====== Information provided
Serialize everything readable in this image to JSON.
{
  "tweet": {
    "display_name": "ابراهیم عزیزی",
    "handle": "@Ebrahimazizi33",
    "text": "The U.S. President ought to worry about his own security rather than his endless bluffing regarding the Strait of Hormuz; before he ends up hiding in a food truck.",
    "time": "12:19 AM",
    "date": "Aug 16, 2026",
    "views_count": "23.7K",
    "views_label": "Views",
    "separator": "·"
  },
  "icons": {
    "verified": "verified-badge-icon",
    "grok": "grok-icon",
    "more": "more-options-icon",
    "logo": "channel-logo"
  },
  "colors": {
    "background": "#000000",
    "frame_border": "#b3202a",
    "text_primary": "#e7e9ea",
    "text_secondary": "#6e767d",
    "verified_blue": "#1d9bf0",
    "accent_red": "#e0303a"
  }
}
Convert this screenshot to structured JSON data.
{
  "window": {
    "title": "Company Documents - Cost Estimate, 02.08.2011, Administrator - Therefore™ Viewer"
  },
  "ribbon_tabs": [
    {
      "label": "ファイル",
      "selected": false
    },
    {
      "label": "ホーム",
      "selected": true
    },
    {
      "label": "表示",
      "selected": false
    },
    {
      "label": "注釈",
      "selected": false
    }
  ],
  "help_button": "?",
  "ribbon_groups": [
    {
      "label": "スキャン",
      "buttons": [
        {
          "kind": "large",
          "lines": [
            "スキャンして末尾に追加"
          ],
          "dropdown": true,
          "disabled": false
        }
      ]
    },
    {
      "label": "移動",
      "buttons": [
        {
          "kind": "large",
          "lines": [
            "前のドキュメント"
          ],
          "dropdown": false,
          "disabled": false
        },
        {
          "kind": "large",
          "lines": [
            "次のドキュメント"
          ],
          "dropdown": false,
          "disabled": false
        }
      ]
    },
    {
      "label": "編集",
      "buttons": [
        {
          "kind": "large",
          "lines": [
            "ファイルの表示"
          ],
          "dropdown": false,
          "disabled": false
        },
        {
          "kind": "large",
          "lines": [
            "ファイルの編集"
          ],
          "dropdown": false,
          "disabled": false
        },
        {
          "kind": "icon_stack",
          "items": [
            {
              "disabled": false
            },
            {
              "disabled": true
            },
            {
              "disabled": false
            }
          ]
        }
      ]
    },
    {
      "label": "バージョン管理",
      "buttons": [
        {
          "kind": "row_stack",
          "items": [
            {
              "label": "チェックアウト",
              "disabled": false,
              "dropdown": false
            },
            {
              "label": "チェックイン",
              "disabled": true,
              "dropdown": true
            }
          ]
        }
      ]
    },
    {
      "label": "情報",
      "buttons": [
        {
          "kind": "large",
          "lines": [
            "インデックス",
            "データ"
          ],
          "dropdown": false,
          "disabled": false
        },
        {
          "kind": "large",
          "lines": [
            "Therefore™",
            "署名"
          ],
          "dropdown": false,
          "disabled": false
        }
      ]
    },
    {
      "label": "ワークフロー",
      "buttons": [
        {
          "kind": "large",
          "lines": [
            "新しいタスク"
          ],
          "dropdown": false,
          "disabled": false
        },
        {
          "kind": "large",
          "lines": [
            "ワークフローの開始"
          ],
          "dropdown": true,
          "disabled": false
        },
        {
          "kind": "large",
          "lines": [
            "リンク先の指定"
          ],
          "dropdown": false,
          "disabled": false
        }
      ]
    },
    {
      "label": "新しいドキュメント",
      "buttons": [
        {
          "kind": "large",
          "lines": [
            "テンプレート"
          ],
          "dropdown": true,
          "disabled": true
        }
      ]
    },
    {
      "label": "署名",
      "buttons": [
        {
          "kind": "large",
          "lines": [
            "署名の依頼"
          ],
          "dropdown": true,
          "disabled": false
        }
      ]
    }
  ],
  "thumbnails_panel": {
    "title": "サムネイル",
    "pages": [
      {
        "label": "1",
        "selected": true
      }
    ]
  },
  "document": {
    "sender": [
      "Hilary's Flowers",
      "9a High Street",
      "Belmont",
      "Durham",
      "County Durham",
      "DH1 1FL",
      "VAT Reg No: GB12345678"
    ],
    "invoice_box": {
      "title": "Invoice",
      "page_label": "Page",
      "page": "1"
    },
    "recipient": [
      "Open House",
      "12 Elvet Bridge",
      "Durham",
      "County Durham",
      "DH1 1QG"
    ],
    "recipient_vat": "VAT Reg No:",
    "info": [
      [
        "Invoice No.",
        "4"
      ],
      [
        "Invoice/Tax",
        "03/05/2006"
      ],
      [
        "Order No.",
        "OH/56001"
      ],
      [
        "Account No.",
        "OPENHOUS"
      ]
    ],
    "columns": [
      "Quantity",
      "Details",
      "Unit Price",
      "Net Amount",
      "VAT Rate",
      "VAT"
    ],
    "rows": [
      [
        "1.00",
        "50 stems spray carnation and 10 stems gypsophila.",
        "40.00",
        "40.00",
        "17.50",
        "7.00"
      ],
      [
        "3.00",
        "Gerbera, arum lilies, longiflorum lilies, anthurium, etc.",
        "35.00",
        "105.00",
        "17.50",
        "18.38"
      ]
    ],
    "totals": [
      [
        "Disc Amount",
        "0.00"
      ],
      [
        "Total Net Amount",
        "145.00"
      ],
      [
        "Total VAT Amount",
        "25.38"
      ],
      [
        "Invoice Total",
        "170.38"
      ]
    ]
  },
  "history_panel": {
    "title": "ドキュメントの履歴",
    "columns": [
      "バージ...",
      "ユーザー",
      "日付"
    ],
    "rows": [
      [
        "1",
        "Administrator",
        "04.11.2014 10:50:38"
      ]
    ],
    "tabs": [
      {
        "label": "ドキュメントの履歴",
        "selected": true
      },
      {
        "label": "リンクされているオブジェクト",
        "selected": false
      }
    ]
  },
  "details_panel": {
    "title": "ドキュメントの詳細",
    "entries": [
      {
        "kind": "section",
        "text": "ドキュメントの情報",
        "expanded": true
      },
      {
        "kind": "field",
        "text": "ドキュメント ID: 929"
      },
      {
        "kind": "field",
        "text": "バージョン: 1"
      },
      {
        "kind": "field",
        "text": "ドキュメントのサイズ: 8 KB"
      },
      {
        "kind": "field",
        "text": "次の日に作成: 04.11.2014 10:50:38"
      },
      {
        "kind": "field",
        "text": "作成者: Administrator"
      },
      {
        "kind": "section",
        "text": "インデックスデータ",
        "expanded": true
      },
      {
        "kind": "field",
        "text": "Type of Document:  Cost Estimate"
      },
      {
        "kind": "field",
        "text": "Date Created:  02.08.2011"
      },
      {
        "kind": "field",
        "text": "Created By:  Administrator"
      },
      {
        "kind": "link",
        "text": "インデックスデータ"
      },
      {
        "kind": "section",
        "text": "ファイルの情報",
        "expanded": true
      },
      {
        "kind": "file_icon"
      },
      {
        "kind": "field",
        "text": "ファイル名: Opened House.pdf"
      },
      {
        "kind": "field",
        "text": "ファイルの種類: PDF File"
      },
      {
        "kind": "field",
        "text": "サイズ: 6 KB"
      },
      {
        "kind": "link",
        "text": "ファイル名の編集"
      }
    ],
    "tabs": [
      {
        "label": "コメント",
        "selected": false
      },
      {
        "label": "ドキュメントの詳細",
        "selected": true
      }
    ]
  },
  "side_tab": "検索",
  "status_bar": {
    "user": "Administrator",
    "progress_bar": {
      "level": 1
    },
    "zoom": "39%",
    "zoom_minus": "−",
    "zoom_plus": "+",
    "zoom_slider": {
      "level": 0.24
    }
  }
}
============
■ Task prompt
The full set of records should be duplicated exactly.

■ Answer box
Serialize everything readable in this image to JSON.
{
  "tweet": {
    "display_name": "ابراهیم عزیزی",
    "handle": "@Ebrahimazizi33",
    "text": "The U.S. President ought to worry about his own security rather than his endless bluffing regarding the Strait of Hormuz; before he ends up hiding in a food truck.",
    "time": "12:19 AM",
    "date": "Aug 16, 2026",
    "views_count": "23.7K",
    "views_label": "Views",
    "separator": "·"
  },
  "icons": {
    "verified": "verified-badge-icon",
    "grok": "grok-icon",
    "more": "more-options-icon",
    "logo": "channel-logo"
  },
  "colors": {
    "background": "#000000",
    "frame_border": "#b3202a",
    "text_primary": "#e7e9ea",
    "text_secondary": "#6e767d",
    "verified_blue": "#1d9bf0",
    "accent_red": "#e0303a"
  }
}
Convert this screenshot to structured JSON data.
{
  "window": {
    "title": "Company Documents - Cost Estimate, 02.08.2011, Administrator - Therefore™ Viewer"
  },
  "ribbon_tabs": [
    {
      "label": "ファイル",
      "selected": false
    },
    {
      "label": "ホーム",
      "selected": true
    },
    {
      "label": "表示",
      "selected": false
    },
    {
      "label": "注釈",
      "selected": false
    }
  ],
  "help_button": "?",
  "ribbon_groups": [
    {
      "label": "スキャン",
      "buttons": [
        {
          "kind": "large",
          "lines": [
            "スキャンして末尾に追加"
          ],
          "dropdown": true,
          "disabled": false
        }
      ]
    },
    {
      "label": "移動",
      "buttons": [
        {
          "kind": "large",
          "lines": [
            "前のドキュメント"
          ],
          "dropdown": false,
          "disabled": false
        },
        {
          "kind": "large",
          "lines": [
            "次のドキュメント"
          ],
          "dropdown": false,
          "disabled": false
        }
      ]
    },
    {
      "label": "編集",
      "buttons": [
        {
          "kind": "large",
          "lines": [
            "ファイルの表示"
          ],
          "dropdown": false,
          "disabled": false
        },
        {
          "kind": "large",
          "lines": [
            "ファイルの編集"
          ],
          "dropdown": false,
          "disabled": false
        },
        {
          "kind": "icon_stack",
          "items": [
            {
              "disabled": false
            },
            {
              "disabled": true
            },
            {
              "disabled": false
            }
          ]
        }
      ]
    },
    {
      "label": "バージョン管理",
      "buttons": [
        {
          "kind": "row_stack",
          "items": [
            {
              "label": "チェックアウト",
              "disabled": false,
              "dropdown": false
            },
            {
              "label": "チェックイン",
              "disabled": true,
              "dropdown": true
            }
          ]
        }
      ]
    },
    {
      "label": "情報",
      "buttons": [
        {
          "kind": "large",
          "lines": [
            "インデックス",
            "データ"
          ],
          "dropdown": false,
          "disabled": false
        },
        {
          "kind": "large",
          "lines": [
            "Therefore™",
            "署名"
          ],
          "dropdown": false,
          "disabled": false
        }
      ]
    },
    {
      "label": "ワークフロー",
      "buttons": [
        {
          "kind": "large",
          "lines": [
            "新しいタスク"
          ],
          "dropdown": false,
          "disabled": false
        },
        {
          "kind": "large",
          "lines": [
            "ワークフローの開始"
          ],
          "dropdown": true,
          "disabled": false
        },
        {
          "kind": "large",
          "lines": [
            "リンク先の指定"
          ],
          "dropdown": false,
          "disabled": false
        }
      ]
    },
    {
      "label": "新しいドキュメント",
      "buttons": [
        {
          "kind": "large",
          "lines": [
            "テンプレート"
          ],
          "dropdown": true,
          "disabled": true
        }
      ]
    },
    {
      "label": "署名",
      "buttons": [
        {
          "kind": "large",
          "lines": [
            "署名の依頼"
          ],
          "dropdown": true,
          "disabled": false
        }
      ]
    }
  ],
  "thumbnails_panel": {
    "title": "サムネイル",
    "pages": [
      {
        "label": "1",
        "selected": true
      }
    ]
  },
  "document": {
    "sender": [
      "Hilary's Flowers",
      "9a High Street",
      "Belmont",
      "Durham",
      "County Durham",
      "DH1 1FL",
      "VAT Reg No: GB12345678"
    ],
    "invoice_box": {
      "title": "Invoice",
      "page_label": "Page",
      "page": "1"
    },
    "recipient": [
      "Open House",
      "12 Elvet Bridge",
      "Durham",
      "County Durham",
      "DH1 1QG"
    ],
    "recipient_vat": "VAT Reg No:",
    "info": [
      [
        "Invoice No.",
        "4"
      ],
      [
        "Invoice/Tax",
        "03/05/2006"
      ],
      [
        "Order No.",
        "OH/56001"
      ],
      [
        "Account No.",
        "OPENHOUS"
      ]
    ],
    "columns": [
      "Quantity",
      "Details",
      "Unit Price",
      "Net Amount",
      "VAT Rate",
      "VAT"
    ],
    "rows": [
      [
        "1.00",
        "50 stems spray carnation and 10 stems gypsophila.",
        "40.00",
        "40.00",
        "17.50",
        "7.00"
      ],
      [
        "3.00",
        "Gerbera, arum lilies, longiflorum lilies, anthurium, etc.",
        "35.00",
        "105.00",
        "17.50",
        "18.38"
      ]
    ],
    "totals": [
      [
        "Disc Amount",
        "0.00"
      ],
      [
        "Total Net Amount",
        "145.00"
      ],
      [
        "Total VAT Amount",
        "25.38"
      ],
      [
        "Invoice Total",
        "170.38"
      ]
    ]
  },
  "history_panel": {
    "title": "ドキュメントの履歴",
    "columns": [
      "バージ...",
      "ユーザー",
      "日付"
    ],
    "rows": [
      [
        "1",
        "Administrator",
        "04.11.2014 10:50:38"
      ]
    ],
    "tabs": [
      {
        "label": "ドキュメントの履歴",
        "selected": true
      },
      {
        "label": "リンクされているオブジェクト",
        "selected": false
      }
    ]
  },
  "details_panel": {
    "title": "ドキュメントの詳細",
    "entries": [
      {
        "kind": "section",
        "text": "ドキュメントの情報",
        "expanded": true
      },
      {
        "kind": "field",
        "text": "ドキュメント ID: 929"
      },
      {
        "kind": "field",
        "text": "バージョン: 1"
      },
      {
        "kind": "field",
        "text": "ドキュメントのサイズ: 8 KB"
      },
      {
        "kind": "field",
        "text": "次の日に作成: 04.11.2014 10:50:38"
      },
      {
        "kind": "field",
        "text": "作成者: Administrator"
      },
      {
        "kind": "section",
        "text": "インデックスデータ",
        "expanded": true
      },
      {
        "kind": "field",
        "text": "Type of Document:  Cost Estimate"
      },
      {
        "kind": "field",
        "text": "Date Created:  02.08.2011"
      },
      {
        "kind": "field",
        "text": "Created By:  Administrator"
      },
      {
        "kind": "link",
        "text": "インデックスデータ"
      },
      {
        "kind": "section",
        "text": "ファイルの情報",
        "expanded": true
      },
      {
        "kind": "file_icon"
      },
      {
        "kind": "field",
        "text": "ファイル名: Opened House.pdf"
      },
      {
        "kind": "field",
        "text": "ファイルの種類: PDF File"
      },
      {
        "kind": "field",
        "text": "サイズ: 6 KB"
      },
      {
        "kind": "link",
        "text": "ファイル名の編集"
      }
    ],
    "tabs": [
      {
        "label": "コメント",
        "selected": false
      },
      {
        "label": "ドキュメントの詳細",
        "selected": true
      }
    ]
  },
  "side_tab": "検索",
  "status_bar": {
    "user": "Administrator",
    "progress_bar": {
      "level": 1
    },
    "zoom": "39%",
    "zoom_minus": "−",
    "zoom_plus": "+",
    "zoom_slider": {
      "level": 0.24
    }
  }
}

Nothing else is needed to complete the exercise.